Thursday, April 25, 2013

The Eco-Friendly, Green and Compact Nuclear Reactor

I have had this idea for several years, and now realize that I have neither energy, time nor money for the Patent Cooperation Treaty application that is a must to patent this idea. I have chosen to disclose the invention right here and at this moment, to at least have some claim to the priority date of the invention. 

The System is a portable and compact turbo reactor power generating system comprises an integral turbo reactor - steam turbine coaxial assembly (the turbo reactor and the turbine in the drawing), charged with deuterium oxide containing coolant, and a conventional electrical generator detachably connected to the turbine of the turbo reactor assembly by a conventional direct or geared drive.
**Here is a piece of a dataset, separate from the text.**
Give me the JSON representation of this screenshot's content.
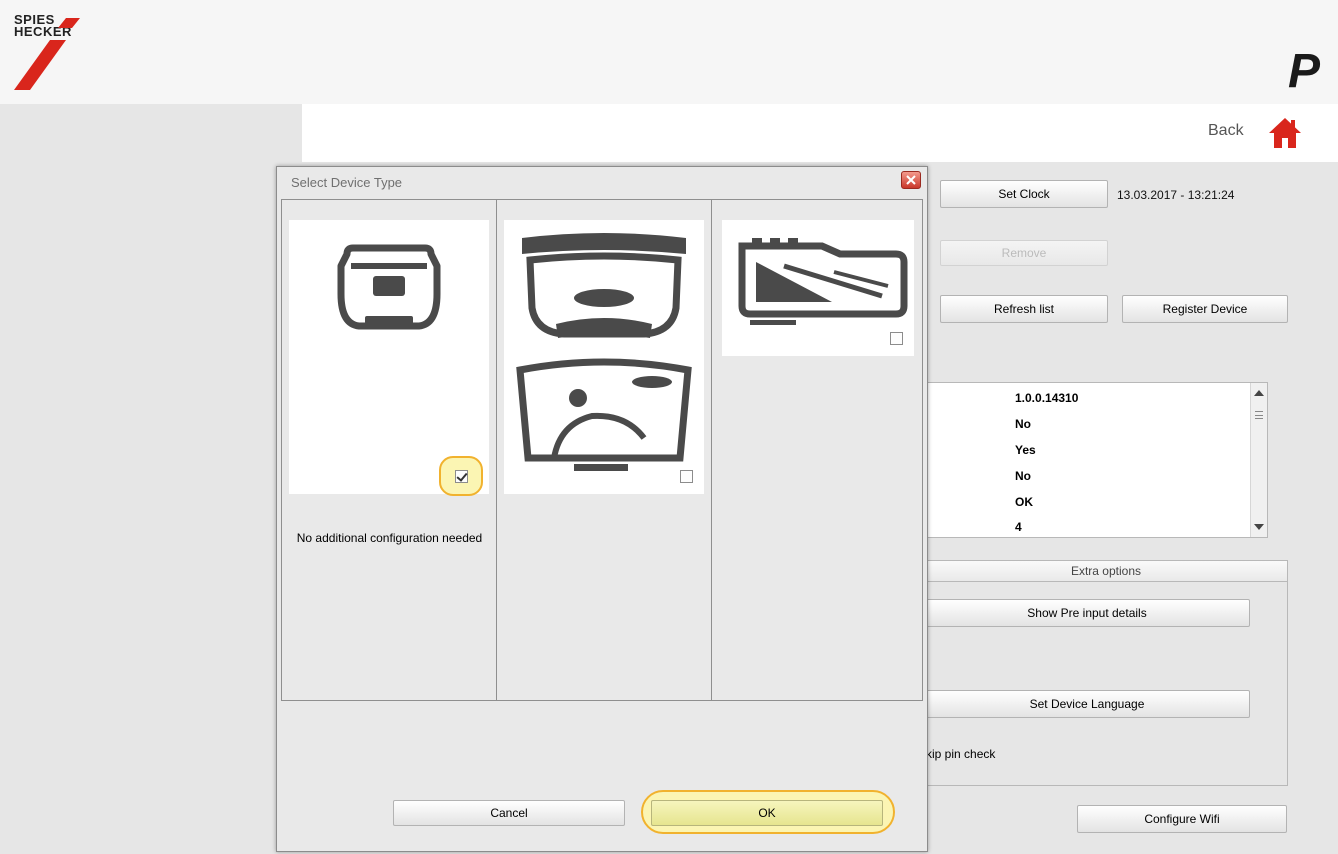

Simplifying the reactor design eliminates the need for separate and oversize reactor, a steam turbine, a primary and secondary steam pipework, multitude of pumps, control systems, and extensive cooling systems, complicated connections, and emergency power supply. The turbo reactor design allows for a highly efficient and safe energy output while occupying a minimal space and being very easy to manufacture and assemble, and transport.
The turbo reactor assembly can be easily miniaturized to dimensions that allow the reactor assembly to be easily transported by railroad, quickly connected to the electrical generator, all the while capable of producing the same amount of electrical energy as a reactor unit of standard water-cooled nuclear reactor power plant.
The important advantage of the system is that the rod control supplemented by the use of the deuterium oxide guarantees an assured safe shutdown without the need for any emergency power supply. The fuel used in the rods also offers a security advantage by precluding its potential enrichment for manufacturing nuclear weapons.

The Turbo Reactor

The turbo reactor part of the assembly is an equivalent of a conventional compressor turbine, except the heating of the coolant directly and immediately drives the turbine, and contains fuel rods. The rods are designed to protrude into the turbo reactor compression cavity through fluid-tight openings that also ensure the rods sliding inwardly-outwardly along their axes.
The rods, when inserted into the reactor section to an optimal depth, heat the coolant, which could be deuterium oxide containing fluid, vaporizing it and causing it under pressure that would act on the turbine rotors, thereby producing rotation energy to be transmitted directly to the electrical generator. The resultant heating is self-sustained, is easily controlled by the the insertion depth of the rods, or a valve, and requires no pumping.

The rods are similar in physical or nucleo-chemical design to the rods used in fuel clusters of the Canadian Deuterium (CANDU) reactors. The reactor containment vessel can be substantially similar to a casing of a conventional steam turbine, preferable manufactured of high-tensile metal.

The Rods

The rods are designed and engineered to be of optimal physical dimensions, of nuclear material and concentration thereof so as to ensure nearly critical reaction that results in production of heat, and when required, quickly stops the production of heat when moderated with the deuterium oxide containing coolant. It is envisioned that the rod dimensions could be of 1-6 cm in diameter, and 10-100 cm length.

The shape of a rod and the geometrical arrangement of the rods within the turbo-reactor are also optimized to produce prompt heat emission control. It is understood that there are variety of possibilities for the arrangement of the rods within the turboreactor cavity. The arrangement includes planarly radial, or angular with respect to the turbo reactor axis, planarly overlapping, and other three-dimensional variations thereof.

Additionally, the advantage of easy, on demand withdrawal of the rods from the turboreactor cavity, enables the rods to be inserted into a separate device, or devices, which is designed to function as a radioisotope thermoelectric generator with the rods inserted into this assembly.

The Control

The heat emission control is achieved by selective insertion or withdrawal of the rods, or only of a selected group of the rods, or by rotating a group of the rods with respect to their longitudinal axes.

The electrical energy production can also be modulated by the conventional means of controlling the pitch of the steam turbine blades, or by controlling the reduction of the generator drive ratio.